====== Data supplied ======
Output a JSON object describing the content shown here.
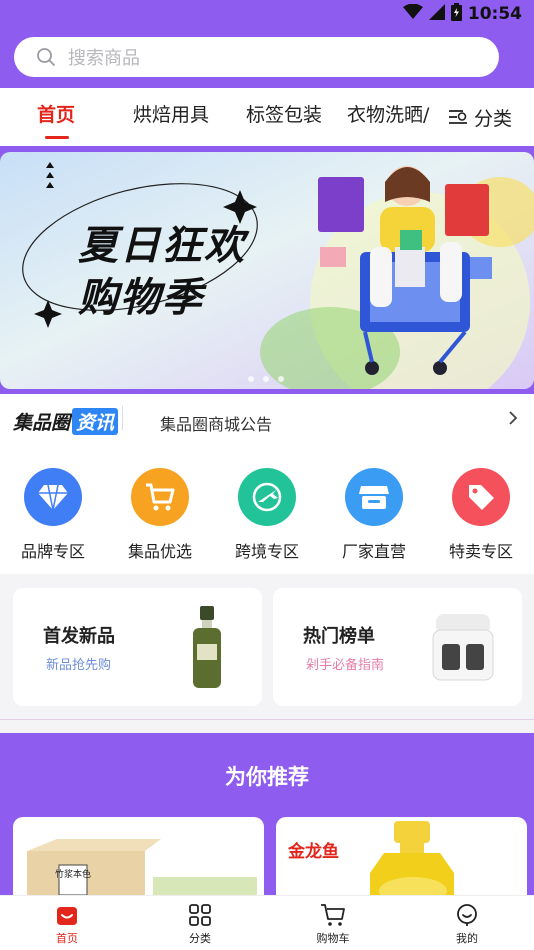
{
  "status": {
    "time": "10:54"
  },
  "search": {
    "placeholder": "搜索商品"
  },
  "tabs": [
    {
      "label": "首页",
      "active": true
    },
    {
      "label": "烘焙用具"
    },
    {
      "label": "标签包装"
    },
    {
      "label": "衣物洗晒/"
    }
  ],
  "category_button": {
    "label": "分类"
  },
  "banner": {
    "line1": "夏日狂欢",
    "line2": "购物季",
    "page_count": 3
  },
  "notice": {
    "logo_main": "集品圈",
    "logo_badge": "资讯",
    "text": "集品圈商城公告"
  },
  "quick_links": [
    {
      "label": "品牌专区",
      "icon": "diamond-icon",
      "color": "#3f7ef5"
    },
    {
      "label": "集品优选",
      "icon": "shopping-cart-icon",
      "color": "#f7a321"
    },
    {
      "label": "跨境专区",
      "icon": "airplane-icon",
      "color": "#22c398"
    },
    {
      "label": "厂家直营",
      "icon": "store-icon",
      "color": "#3b9cf3"
    },
    {
      "label": "特卖专区",
      "icon": "tag-icon",
      "color": "#f4515c"
    }
  ],
  "promos": [
    {
      "title": "首发新品",
      "subtitle": "新品抢先购",
      "subtitle_color": "#6f8fd6"
    },
    {
      "title": "热门榜单",
      "subtitle": "剁手必备指南",
      "subtitle_color": "#e37fa6"
    }
  ],
  "recommend": {
    "title": "为你推荐",
    "card1_brand": "竹浆本色",
    "card2_brand": "金龙鱼"
  },
  "bottom_nav": [
    {
      "label": "首页",
      "active": true
    },
    {
      "label": "分类"
    },
    {
      "label": "购物车"
    },
    {
      "label": "我的"
    }
  ],
  "colors": {
    "brand_purple": "#8f5cf0",
    "active_red": "#e2261c"
  }
}
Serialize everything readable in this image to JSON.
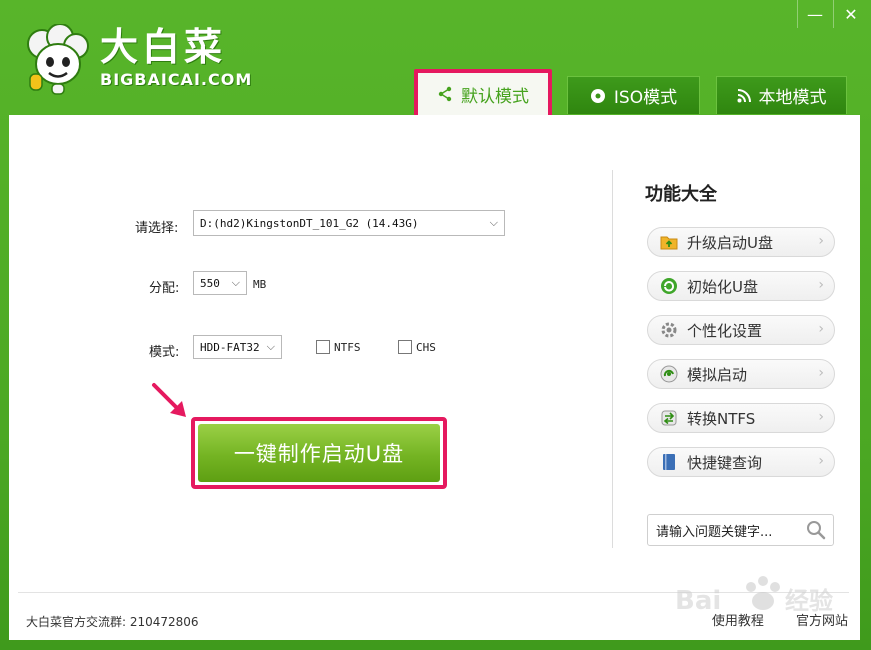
{
  "window": {
    "minimize_glyph": "—",
    "close_glyph": "✕"
  },
  "brand": {
    "name_cn": "大白菜",
    "name_en": "BIGBAICAI.COM"
  },
  "tabs": [
    {
      "label": "默认模式",
      "icon": "share-icon",
      "active": true
    },
    {
      "label": "ISO模式",
      "icon": "disc-icon",
      "active": false
    },
    {
      "label": "本地模式",
      "icon": "rss-icon",
      "active": false
    }
  ],
  "form": {
    "device_label": "请选择:",
    "device_value": "D:(hd2)KingstonDT_101_G2 (14.43G)",
    "alloc_label": "分配:",
    "alloc_value": "550",
    "alloc_unit": "MB",
    "mode_label": "模式:",
    "mode_value": "HDD-FAT32",
    "ntfs_label": "NTFS",
    "ntfs_checked": false,
    "chs_label": "CHS",
    "chs_checked": false,
    "make_button": "一键制作启动U盘"
  },
  "features": {
    "title": "功能大全",
    "items": [
      {
        "label": "升级启动U盘",
        "icon": "folder-upgrade-icon"
      },
      {
        "label": "初始化U盘",
        "icon": "recycle-icon"
      },
      {
        "label": "个性化设置",
        "icon": "gear-icon"
      },
      {
        "label": "模拟启动",
        "icon": "simulate-icon"
      },
      {
        "label": "转换NTFS",
        "icon": "convert-icon"
      },
      {
        "label": "快捷键查询",
        "icon": "book-icon"
      }
    ],
    "search_placeholder": "请输入问题关键字..."
  },
  "footer": {
    "qq_group": "大白菜官方交流群: 210472806",
    "links": [
      "使用教程",
      "官方网站"
    ]
  },
  "colors": {
    "brand_green": "#4ba723",
    "highlight": "#e5195f",
    "button_green": "#74b423"
  }
}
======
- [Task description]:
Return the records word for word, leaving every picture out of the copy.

- [Exercise response]:
Output a JSON object describing the content shown here.
{
  "status": {
    "time": "10:54"
  },
  "search": {
    "placeholder": "搜索商品"
  },
  "tabs": [
    {
      "label": "首页",
      "active": true
    },
    {
      "label": "烘焙用具"
    },
    {
      "label": "标签包装"
    },
    {
      "label": "衣物洗晒/"
    }
  ],
  "category_button": {
    "label": "分类"
  },
  "banner": {
    "line1": "夏日狂欢",
    "line2": "购物季",
    "page_count": 3
  },
  "notice": {
    "logo_main": "集品圈",
    "logo_badge": "资讯",
    "text": "集品圈商城公告"
  },
  "quick_links": [
    {
      "label": "品牌专区",
      "icon": "diamond-icon",
      "color": "#3f7ef5"
    },
    {
      "label": "集品优选",
      "icon": "shopping-cart-icon",
      "color": "#f7a321"
    },
    {
      "label": "跨境专区",
      "icon": "airplane-icon",
      "color": "#22c398"
    },
    {
      "label": "厂家直营",
      "icon": "store-icon",
      "color": "#3b9cf3"
    },
    {
      "label": "特卖专区",
      "icon": "tag-icon",
      "color": "#f4515c"
    }
  ],
  "promos": [
    {
      "title": "首发新品",
      "subtitle": "新品抢先购",
      "subtitle_color": "#6f8fd6"
    },
    {
      "title": "热门榜单",
      "subtitle": "剁手必备指南",
      "subtitle_color": "#e37fa6"
    }
  ],
  "recommend": {
    "title": "为你推荐",
    "card1_brand": "竹浆本色",
    "card2_brand": "金龙鱼"
  },
  "bottom_nav": [
    {
      "label": "首页",
      "active": true
    },
    {
      "label": "分类"
    },
    {
      "label": "购物车"
    },
    {
      "label": "我的"
    }
  ],
  "colors": {
    "brand_purple": "#8f5cf0",
    "active_red": "#e2261c"
  }
}
Serialize everything readable in this image to JSON.
{
  "window": {
    "minimize_glyph": "—",
    "close_glyph": "✕"
  },
  "brand": {
    "name_cn": "大白菜",
    "name_en": "BIGBAICAI.COM"
  },
  "tabs": [
    {
      "label": "默认模式",
      "icon": "share-icon",
      "active": true
    },
    {
      "label": "ISO模式",
      "icon": "disc-icon",
      "active": false
    },
    {
      "label": "本地模式",
      "icon": "rss-icon",
      "active": false
    }
  ],
  "form": {
    "device_label": "请选择:",
    "device_value": "D:(hd2)KingstonDT_101_G2 (14.43G)",
    "alloc_label": "分配:",
    "alloc_value": "550",
    "alloc_unit": "MB",
    "mode_label": "模式:",
    "mode_value": "HDD-FAT32",
    "ntfs_label": "NTFS",
    "ntfs_checked": false,
    "chs_label": "CHS",
    "chs_checked": false,
    "make_button": "一键制作启动U盘"
  },
  "features": {
    "title": "功能大全",
    "items": [
      {
        "label": "升级启动U盘",
        "icon": "folder-upgrade-icon"
      },
      {
        "label": "初始化U盘",
        "icon": "recycle-icon"
      },
      {
        "label": "个性化设置",
        "icon": "gear-icon"
      },
      {
        "label": "模拟启动",
        "icon": "simulate-icon"
      },
      {
        "label": "转换NTFS",
        "icon": "convert-icon"
      },
      {
        "label": "快捷键查询",
        "icon": "book-icon"
      }
    ],
    "search_placeholder": "请输入问题关键字..."
  },
  "footer": {
    "qq_group": "大白菜官方交流群: 210472806",
    "links": [
      "使用教程",
      "官方网站"
    ]
  },
  "colors": {
    "brand_green": "#4ba723",
    "highlight": "#e5195f",
    "button_green": "#74b423"
  }
}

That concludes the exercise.